◆ Exercise description ◆
Leaving the pictures aside, repeat the entries exactly.
Source information Block Start
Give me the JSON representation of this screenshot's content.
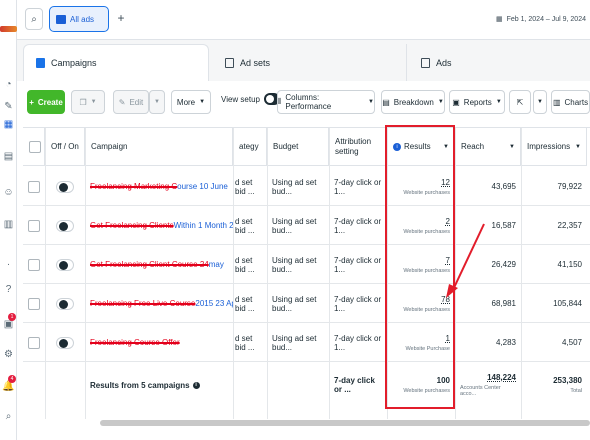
{
  "topbar": {
    "tab_label": "All ads",
    "date_range": "Feb 1, 2024 – Jul 9, 2024"
  },
  "level_tabs": [
    {
      "label": "Campaigns"
    },
    {
      "label": "Ad sets"
    },
    {
      "label": "Ads"
    }
  ],
  "toolbar": {
    "create": "Create",
    "edit": "Edit",
    "more": "More",
    "view_setup": "View setup",
    "columns": "Columns: Performance",
    "breakdown": "Breakdown",
    "reports": "Reports",
    "charts": "Charts"
  },
  "table": {
    "headers": {
      "off_on": "Off / On",
      "campaign": "Campaign",
      "strategy": "ategy",
      "budget": "Budget",
      "attribution": "Attribution setting",
      "results": "Results",
      "reach": "Reach",
      "impressions": "Impressions"
    },
    "rows": [
      {
        "name_struck": "Freelancing Marketing C",
        "name_visible": "ourse 10 June",
        "strategy": "d set bid ...",
        "budget": "Using ad set bud...",
        "attribution": "7-day click or 1...",
        "results": "12",
        "results_sub": "Website purchases",
        "reach": "43,695",
        "impressions": "79,922"
      },
      {
        "name_struck": "Get Freelancing Clients ",
        "name_visible": "Within 1 Month 29 May",
        "strategy": "d set bid ...",
        "budget": "Using ad set bud...",
        "attribution": "7-day click or 1...",
        "results": "2",
        "results_sub": "Website purchases",
        "reach": "16,587",
        "impressions": "22,357"
      },
      {
        "name_struck": "Get Freelancing Client Course 24 ",
        "name_visible": "may",
        "strategy": "d set bid ...",
        "budget": "Using ad set bud...",
        "attribution": "7-day click or 1...",
        "results": "7",
        "results_sub": "Website purchases",
        "reach": "26,429",
        "impressions": "41,150"
      },
      {
        "name_struck": "Freelancing Free Live Course ",
        "name_visible": "2015 23 Apr",
        "strategy": "d set bid ...",
        "budget": "Using ad set bud...",
        "attribution": "7-day click or 1...",
        "results": "78",
        "results_sub": "Website purchases",
        "reach": "68,981",
        "impressions": "105,844"
      },
      {
        "name_struck": "Freelancing Course Offer",
        "name_visible": "",
        "strategy": "d set bid ...",
        "budget": "Using ad set bud...",
        "attribution": "7-day click or 1...",
        "results": "1",
        "results_sub": "Website Purchase",
        "reach": "4,283",
        "impressions": "4,507"
      }
    ],
    "totals": {
      "label": "Results from 5 campaigns",
      "attribution": "7-day click or ...",
      "results": "100",
      "results_sub": "Website purchases",
      "reach": "148,224",
      "reach_sub": "Accounts Center acco...",
      "impressions": "253,380",
      "impressions_sub": "Total"
    }
  },
  "rail_badges": {
    "top": "1",
    "bottom": "4"
  },
  "colors": {
    "accent": "#1a73e8",
    "create_green": "#42b72a",
    "annotation_red": "#e21d2b"
  }
}
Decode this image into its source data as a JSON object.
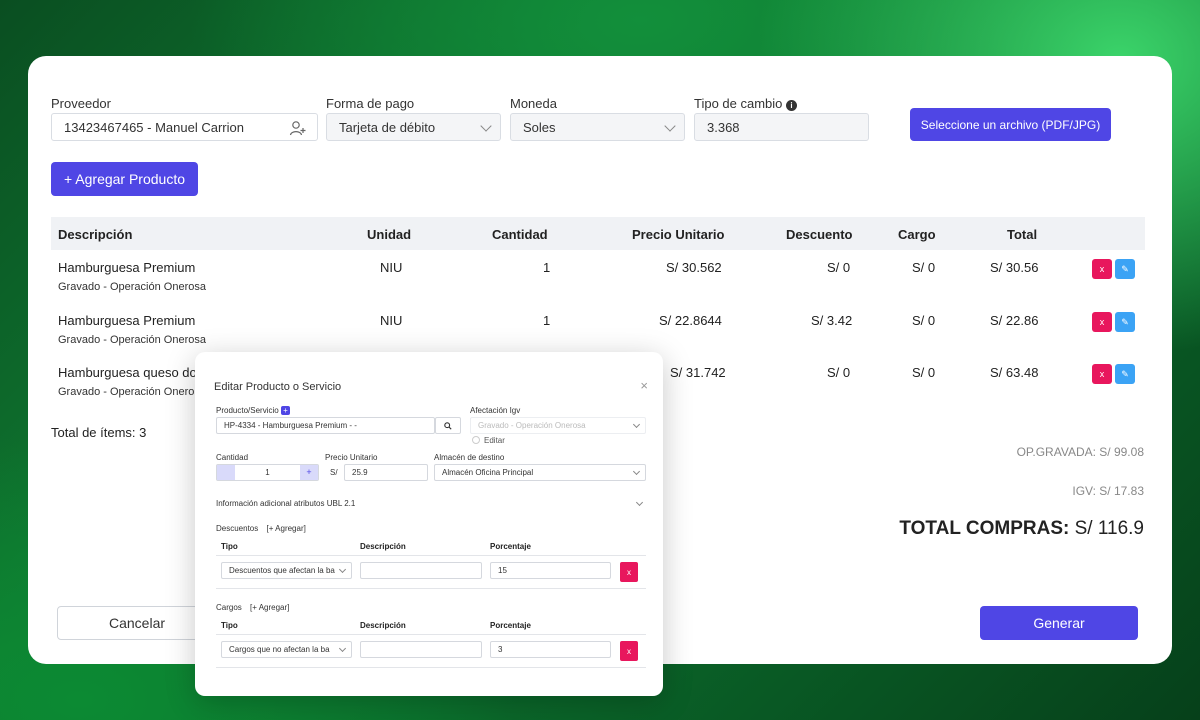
{
  "form": {
    "proveedor_label": "Proveedor",
    "proveedor_value": "13423467465 - Manuel Carrion",
    "forma_pago_label": "Forma de pago",
    "forma_pago_value": "Tarjeta de débito",
    "moneda_label": "Moneda",
    "moneda_value": "Soles",
    "tipo_cambio_label": "Tipo de cambio",
    "tipo_cambio_value": "3.368",
    "file_button": "Seleccione un archivo (PDF/JPG)",
    "add_product_button": "+ Agregar Producto"
  },
  "table": {
    "headers": [
      "Descripción",
      "Unidad",
      "Cantidad",
      "Precio Unitario",
      "Descuento",
      "Cargo",
      "Total"
    ],
    "rows": [
      {
        "name": "Hamburguesa Premium",
        "sub": "Gravado - Operación Onerosa",
        "unit": "NIU",
        "qty": "1",
        "price": "S/ 30.562",
        "discount": "S/ 0",
        "charge": "S/ 0",
        "total": "S/ 30.56"
      },
      {
        "name": "Hamburguesa Premium",
        "sub": "Gravado - Operación Onerosa",
        "unit": "NIU",
        "qty": "1",
        "price": "S/ 22.8644",
        "discount": "S/ 3.42",
        "charge": "S/ 0",
        "total": "S/ 22.86"
      },
      {
        "name": "Hamburguesa queso do",
        "sub": "Gravado - Operación Onero",
        "unit": "",
        "qty": "",
        "price": "S/ 31.742",
        "discount": "S/ 0",
        "charge": "S/ 0",
        "total": "S/ 63.48"
      }
    ],
    "delete_label": "x",
    "edit_label": "✎"
  },
  "summary": {
    "items_total": "Total de ítems: 3",
    "op_gravada": "OP.GRAVADA: S/ 99.08",
    "igv": "IGV: S/ 17.83",
    "total_label": "TOTAL COMPRAS:",
    "total_value": "S/ 116.9"
  },
  "footer": {
    "cancel": "Cancelar",
    "generate": "Generar"
  },
  "modal": {
    "title": "Editar Producto o Servicio",
    "close": "×",
    "producto_label": "Producto/Servicio",
    "producto_value": "HP-4334 - Hamburguesa Premium -  -",
    "afectacion_label": "Afectación Igv",
    "afectacion_value": "Gravado - Operación Onerosa",
    "editar_label": "Editar",
    "cantidad_label": "Cantidad",
    "cantidad_value": "1",
    "precio_label": "Precio Unitario",
    "precio_prefix": "S/",
    "precio_value": "25.9",
    "almacen_label": "Almacén de destino",
    "almacen_value": "Almacén Oficina Principal",
    "info_adicional": "Información adicional atributos UBL 2.1",
    "descuentos_label": "Descuentos",
    "descuentos_add": "[+ Agregar]",
    "cargos_label": "Cargos",
    "cargos_add": "[+ Agregar]",
    "col_tipo": "Tipo",
    "col_descripcion": "Descripción",
    "col_porcentaje": "Porcentaje",
    "descuento_tipo": "Descuentos que afectan la ba",
    "descuento_porcentaje": "15",
    "cargo_tipo": "Cargos que no afectan la ba",
    "cargo_porcentaje": "3",
    "remove_label": "x"
  }
}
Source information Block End
◆ Response below ◆
Give me the JSON representation of this screenshot's content.
{
  "topbar": {
    "tab_label": "All ads",
    "date_range": "Feb 1, 2024 – Jul 9, 2024"
  },
  "level_tabs": [
    {
      "label": "Campaigns"
    },
    {
      "label": "Ad sets"
    },
    {
      "label": "Ads"
    }
  ],
  "toolbar": {
    "create": "Create",
    "edit": "Edit",
    "more": "More",
    "view_setup": "View setup",
    "columns": "Columns: Performance",
    "breakdown": "Breakdown",
    "reports": "Reports",
    "charts": "Charts"
  },
  "table": {
    "headers": {
      "off_on": "Off / On",
      "campaign": "Campaign",
      "strategy": "ategy",
      "budget": "Budget",
      "attribution": "Attribution setting",
      "results": "Results",
      "reach": "Reach",
      "impressions": "Impressions"
    },
    "rows": [
      {
        "name_struck": "Freelancing Marketing C",
        "name_visible": "ourse 10 June",
        "strategy": "d set bid ...",
        "budget": "Using ad set bud...",
        "attribution": "7-day click or 1...",
        "results": "12",
        "results_sub": "Website purchases",
        "reach": "43,695",
        "impressions": "79,922"
      },
      {
        "name_struck": "Get Freelancing Clients ",
        "name_visible": "Within 1 Month 29 May",
        "strategy": "d set bid ...",
        "budget": "Using ad set bud...",
        "attribution": "7-day click or 1...",
        "results": "2",
        "results_sub": "Website purchases",
        "reach": "16,587",
        "impressions": "22,357"
      },
      {
        "name_struck": "Get Freelancing Client Course 24 ",
        "name_visible": "may",
        "strategy": "d set bid ...",
        "budget": "Using ad set bud...",
        "attribution": "7-day click or 1...",
        "results": "7",
        "results_sub": "Website purchases",
        "reach": "26,429",
        "impressions": "41,150"
      },
      {
        "name_struck": "Freelancing Free Live Course ",
        "name_visible": "2015 23 Apr",
        "strategy": "d set bid ...",
        "budget": "Using ad set bud...",
        "attribution": "7-day click or 1...",
        "results": "78",
        "results_sub": "Website purchases",
        "reach": "68,981",
        "impressions": "105,844"
      },
      {
        "name_struck": "Freelancing Course Offer",
        "name_visible": "",
        "strategy": "d set bid ...",
        "budget": "Using ad set bud...",
        "attribution": "7-day click or 1...",
        "results": "1",
        "results_sub": "Website Purchase",
        "reach": "4,283",
        "impressions": "4,507"
      }
    ],
    "totals": {
      "label": "Results from 5 campaigns",
      "attribution": "7-day click or ...",
      "results": "100",
      "results_sub": "Website purchases",
      "reach": "148,224",
      "reach_sub": "Accounts Center acco...",
      "impressions": "253,380",
      "impressions_sub": "Total"
    }
  },
  "rail_badges": {
    "top": "1",
    "bottom": "4"
  },
  "colors": {
    "accent": "#1a73e8",
    "create_green": "#42b72a",
    "annotation_red": "#e21d2b"
  }
}
Decode this image into its source data as a JSON object.
{
  "form": {
    "proveedor_label": "Proveedor",
    "proveedor_value": "13423467465 - Manuel Carrion",
    "forma_pago_label": "Forma de pago",
    "forma_pago_value": "Tarjeta de débito",
    "moneda_label": "Moneda",
    "moneda_value": "Soles",
    "tipo_cambio_label": "Tipo de cambio",
    "tipo_cambio_value": "3.368",
    "file_button": "Seleccione un archivo (PDF/JPG)",
    "add_product_button": "+ Agregar Producto"
  },
  "table": {
    "headers": [
      "Descripción",
      "Unidad",
      "Cantidad",
      "Precio Unitario",
      "Descuento",
      "Cargo",
      "Total"
    ],
    "rows": [
      {
        "name": "Hamburguesa Premium",
        "sub": "Gravado - Operación Onerosa",
        "unit": "NIU",
        "qty": "1",
        "price": "S/ 30.562",
        "discount": "S/ 0",
        "charge": "S/ 0",
        "total": "S/ 30.56"
      },
      {
        "name": "Hamburguesa Premium",
        "sub": "Gravado - Operación Onerosa",
        "unit": "NIU",
        "qty": "1",
        "price": "S/ 22.8644",
        "discount": "S/ 3.42",
        "charge": "S/ 0",
        "total": "S/ 22.86"
      },
      {
        "name": "Hamburguesa queso do",
        "sub": "Gravado - Operación Onero",
        "unit": "",
        "qty": "",
        "price": "S/ 31.742",
        "discount": "S/ 0",
        "charge": "S/ 0",
        "total": "S/ 63.48"
      }
    ],
    "delete_label": "x",
    "edit_label": "✎"
  },
  "summary": {
    "items_total": "Total de ítems: 3",
    "op_gravada": "OP.GRAVADA: S/ 99.08",
    "igv": "IGV: S/ 17.83",
    "total_label": "TOTAL COMPRAS:",
    "total_value": "S/ 116.9"
  },
  "footer": {
    "cancel": "Cancelar",
    "generate": "Generar"
  },
  "modal": {
    "title": "Editar Producto o Servicio",
    "close": "×",
    "producto_label": "Producto/Servicio",
    "producto_value": "HP-4334 - Hamburguesa Premium -  -",
    "afectacion_label": "Afectación Igv",
    "afectacion_value": "Gravado - Operación Onerosa",
    "editar_label": "Editar",
    "cantidad_label": "Cantidad",
    "cantidad_value": "1",
    "precio_label": "Precio Unitario",
    "precio_prefix": "S/",
    "precio_value": "25.9",
    "almacen_label": "Almacén de destino",
    "almacen_value": "Almacén Oficina Principal",
    "info_adicional": "Información adicional atributos UBL 2.1",
    "descuentos_label": "Descuentos",
    "descuentos_add": "[+ Agregar]",
    "cargos_label": "Cargos",
    "cargos_add": "[+ Agregar]",
    "col_tipo": "Tipo",
    "col_descripcion": "Descripción",
    "col_porcentaje": "Porcentaje",
    "descuento_tipo": "Descuentos que afectan la ba",
    "descuento_porcentaje": "15",
    "cargo_tipo": "Cargos que no afectan la ba",
    "cargo_porcentaje": "3",
    "remove_label": "x"
  }
}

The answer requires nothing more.